I’ve been asked this quite a lot lately, so felt it a good time to blog about it.
At Reverse Delta, we specialise in recruitment websites, and provide both dedicated mobile recruitment websites as well as responsive recruitment sites.
About Responsive Web Design
A ‘responsive’ website resizes and re-orders itself to fit best on the screen it is being displayed upon. For example, our own website when viewed on desktop (or tablet) compared to smartphone:
On a smartphone, the top menu becomes a single dropdown and the right hand sidebar appears below the main content. We actually also hide some content from mobile.
About Our Mobile Recruitment Sites
Our mobile recruitment sites ‘feel’ similar to using a native iPhone app, but without the need to be listed in, and require users to download from an ever-growing App store.
They use the latest mobile technology and are optimised, both in screen-size and page ‘weight’ for smartphones. When somebody visits your site using a smartphone, the website ‘knows’ and automatically displays the mobile site. There is also a link to display the ‘desktop’ (i.e. full size) version of the site.
On tablets we display the full site, but there is coding in place to allow candidates to apply without uploading a CV as this is not typically possible on a tablet or smartphone.
As an example, our client Aldelia have a desktop job site as well as a dedicated mobile job site (incidentally they also decided to have a separate client-focused, responsive website)
So Which is “Best”?
I’m not sure there is a right answer really – it depends on your situation. Instead, I’ll highlight some pros and cons that will hopefully help you decide.
The Case for a Dedicated Mobile Website
Our mobile ‘web app’ runs in a browser so does not need to be downloaded from the app store, and is cross-platform so it works as well on Android (and Windows and Blackberry) as it does on iPhone.
Like all good apps, it is focused on one thing specifically, and it does it well: that is searching and applying to jobs.

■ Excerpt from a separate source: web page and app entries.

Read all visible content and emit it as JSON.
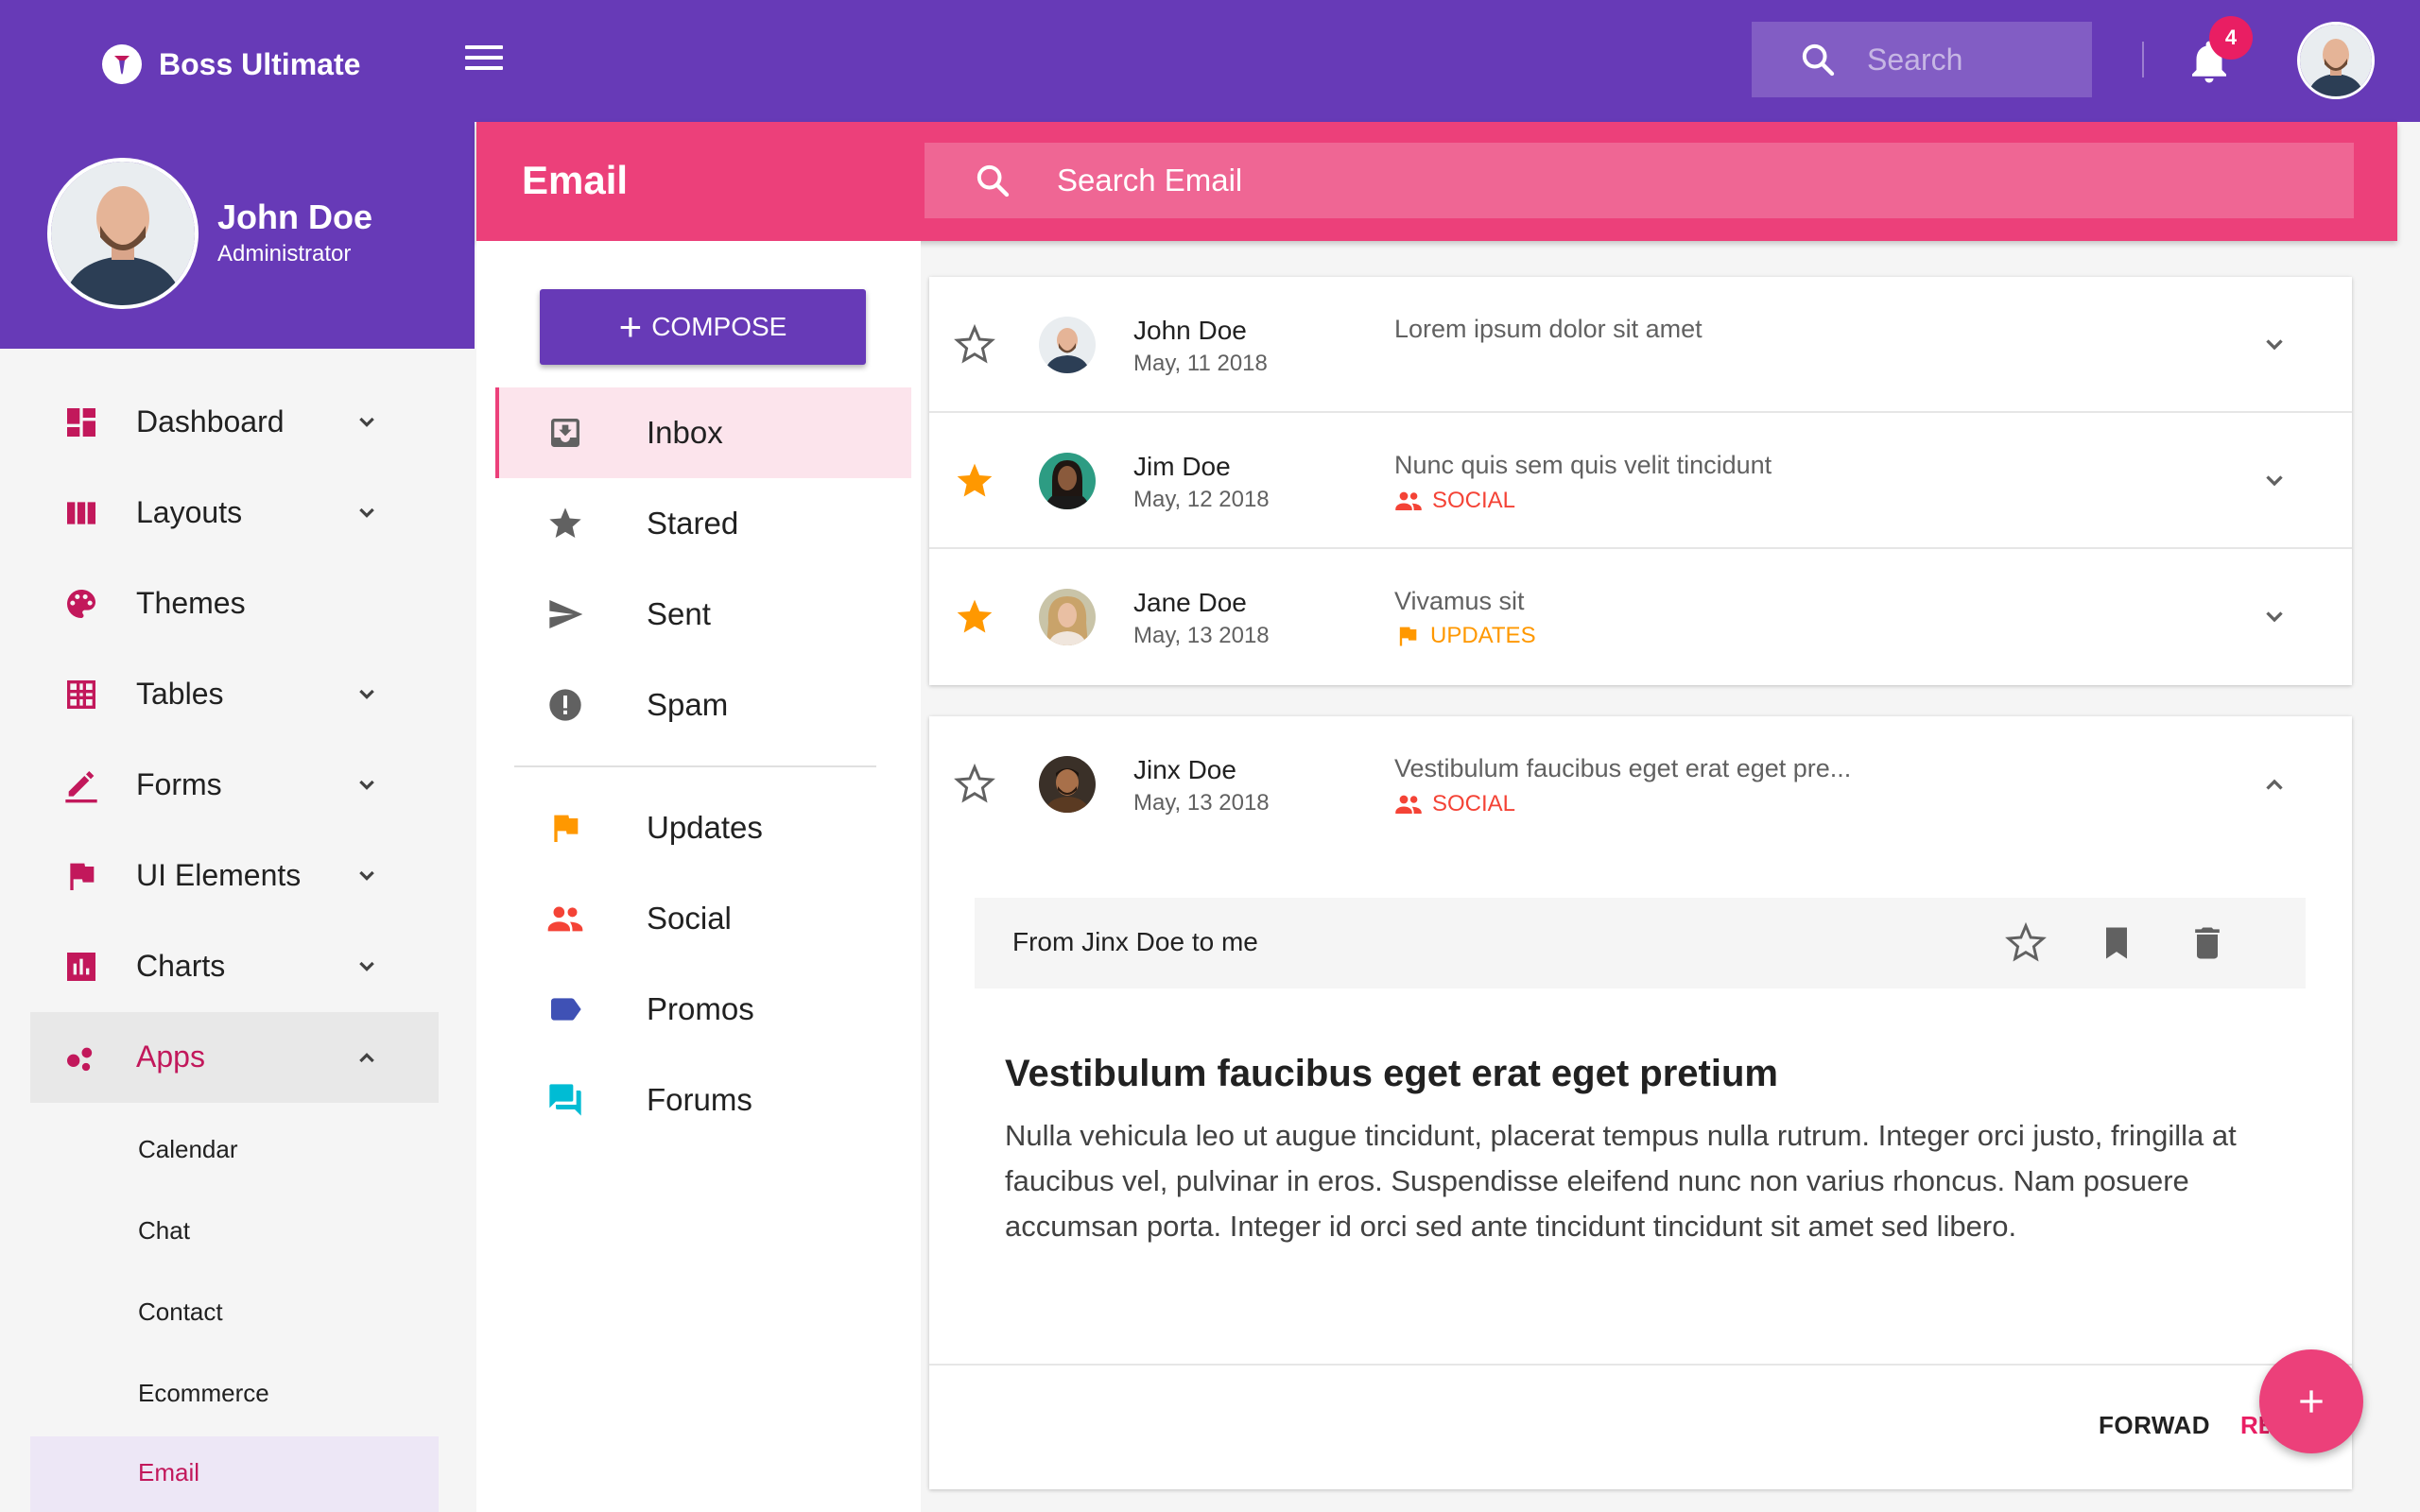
{
  "app": {
    "title": "Boss Ultimate"
  },
  "topbar": {
    "search_placeholder": "Search",
    "notification_count": "4"
  },
  "user": {
    "name": "John Doe",
    "role": "Administrator"
  },
  "sidebar": {
    "items": [
      {
        "label": "Dashboard",
        "icon": "dashboard-icon",
        "expandable": true
      },
      {
        "label": "Layouts",
        "icon": "layouts-icon",
        "expandable": true
      },
      {
        "label": "Themes",
        "icon": "palette-icon",
        "expandable": false
      },
      {
        "label": "Tables",
        "icon": "grid-icon",
        "expandable": true
      },
      {
        "label": "Forms",
        "icon": "pen-icon",
        "expandable": true
      },
      {
        "label": "UI Elements",
        "icon": "flag-icon",
        "expandable": true
      },
      {
        "label": "Charts",
        "icon": "bar-chart-icon",
        "expandable": true
      },
      {
        "label": "Apps",
        "icon": "bubbles-icon",
        "expandable": true,
        "open": true
      }
    ],
    "apps_children": [
      "Calendar",
      "Chat",
      "Contact",
      "Ecommerce",
      "Email"
    ],
    "active_child": "Email"
  },
  "email": {
    "title": "Email",
    "search_placeholder": "Search Email",
    "compose_label": "COMPOSE",
    "folders": [
      {
        "label": "Inbox",
        "icon": "inbox-icon",
        "active": true
      },
      {
        "label": "Stared",
        "icon": "star-icon"
      },
      {
        "label": "Sent",
        "icon": "send-icon"
      },
      {
        "label": "Spam",
        "icon": "spam-icon"
      }
    ],
    "labels": [
      {
        "label": "Updates",
        "icon": "flag-icon",
        "color": "#ff9800"
      },
      {
        "label": "Social",
        "icon": "people-icon",
        "color": "#f44336"
      },
      {
        "label": "Promos",
        "icon": "tag-icon",
        "color": "#3f51b5"
      },
      {
        "label": "Forums",
        "icon": "forum-icon",
        "color": "#00bcd4"
      }
    ],
    "messages": [
      {
        "sender": "John Doe",
        "date": "May, 11 2018",
        "subject": "Lorem ipsum dolor sit amet",
        "starred": false,
        "tag": ""
      },
      {
        "sender": "Jim Doe",
        "date": "May, 12 2018",
        "subject": "Nunc quis sem quis velit tincidunt",
        "starred": true,
        "tag": "SOCIAL"
      },
      {
        "sender": "Jane Doe",
        "date": "May, 13 2018",
        "subject": "Vivamus sit",
        "starred": true,
        "tag": "UPDATES"
      }
    ],
    "open_message": {
      "sender": "Jinx Doe",
      "date": "May, 13 2018",
      "subject": "Vestibulum faucibus eget erat eget pre...",
      "tag": "SOCIAL",
      "from_line": "From Jinx Doe to me",
      "title": "Vestibulum faucibus eget erat eget pretium",
      "body": "Nulla vehicula leo ut augue tincidunt, placerat tempus nulla rutrum. Integer orci justo, fringilla at faucibus vel, pulvinar in eros. Suspendisse eleifend nunc non varius rhoncus. Nam posuere accumsan porta. Integer id orci sed ante tincidunt tincidunt sit amet sed libero.",
      "forward_label": "FORWAD",
      "reply_label": "REPLY"
    }
  },
  "colors": {
    "primary": "#673ab7",
    "accent": "#ec407a",
    "star": "#ff9800",
    "social": "#f44336",
    "updates": "#ff9800",
    "nav_icon": "#c2185b"
  }
}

You can make it easy to navigate by just including the most important content for those ‘on the go’.
So, this is very much a candidate-focused experience, although there is also the opportunity to add other pages of content to your mobile site.
We provide a separate content management system (CMS) for our mobile sites, as we find our clients prefer to put cut-down ‘bite size’ chunks of information on their mobile sites, and not to have as much imagery (e.g. slideshows) as these can slow the site down. We are not yet in a 4G world (in fact many of us still struggle to get a decent 3G connection).
Video can also work well on mobile, but does need a decent connection.
If you have a website already, adding a dedicated mobile site will usually be the cheaper option, rather than re-building your existing site to be responsive.
The Case Against a Dedicated Mobile Website
You have two sites to manage (although this is fairly straightforward given you can copy, paste and edit as necessary).
If your developers are making changes, they may need to be made on two code bases.
Your users get a different experience on smartphones than they do on tablets and desktops.
The focus is on ‘actions’ (searching and applying) and typically has less information for those looking for more details about your services.
People visiting pages that only exist on your ‘full’ site from a smartphone will see the desktop sites page, which may not be well optimised for the smaller screen.
The Case for a Responsive Website
You have a single website to manage. Changes to your website can be seen on all devices.
Your users get a similar experience regardless of the device they are using.
You can target both clients and candidates as the content is the same regardless of the device.
Google recommends responsive web design, possibly because it makes it easier for Google to only index a single site, so for Google-based SEO this may be the better option. Also you do not have to run separate SEO campaigns for your mobile and desktop sites. (Do note that SEO is becoming increasingly difficult and expensive in crowded markets such as recruitment, so is only one part of a holistic digital marketing strategy. See my previous post “Is SEO Dead“.)
If you are having a new website designed, then responsive should certainly be a consideration, for future-proofing, but good user interface design is important to ensure ease of navigation.
The Case Against a Responsive Website
As previously mentioned, bandwidth can be an issue if your site is heavy on use of imagery.
If you have a lot of pages on your site, it can be tricky to navigate it on a smartphone. (Our own experience of scores of clients’ web analytics also tells us that these ‘about / info’ pages are rarely, if ever, visited, anyway – but that’s another story.)
Budgetary constraints should also be considered; currently doing responsive websites well is hard work: the tools are less widely available, and effort in design, development and especially in testing increases because the site has to be designed to work on a myriad of different screen sizes and platforms. In short: it is more costly.
It is also difficult to ‘retro-fit’ responsive into an existing website, as responsiveness has to be considered at design time.
For a candidate focused experience while we still do not have prevalent 4G networks, the mobile web app may be the better route.
If you already have a website, adding a dedicated mobile site will be the cheaper and quicker option.
If you are having a new website designed, responsive should be considered, depending on your target audience.
If Google-based SEO is paramount, then responsive will be the better option, but bear in mind the additional set up costs.
If you are unsure which route to take, you can of course have both, with the mobile website allowing the visitor to view the full site by simply clicking a button or link.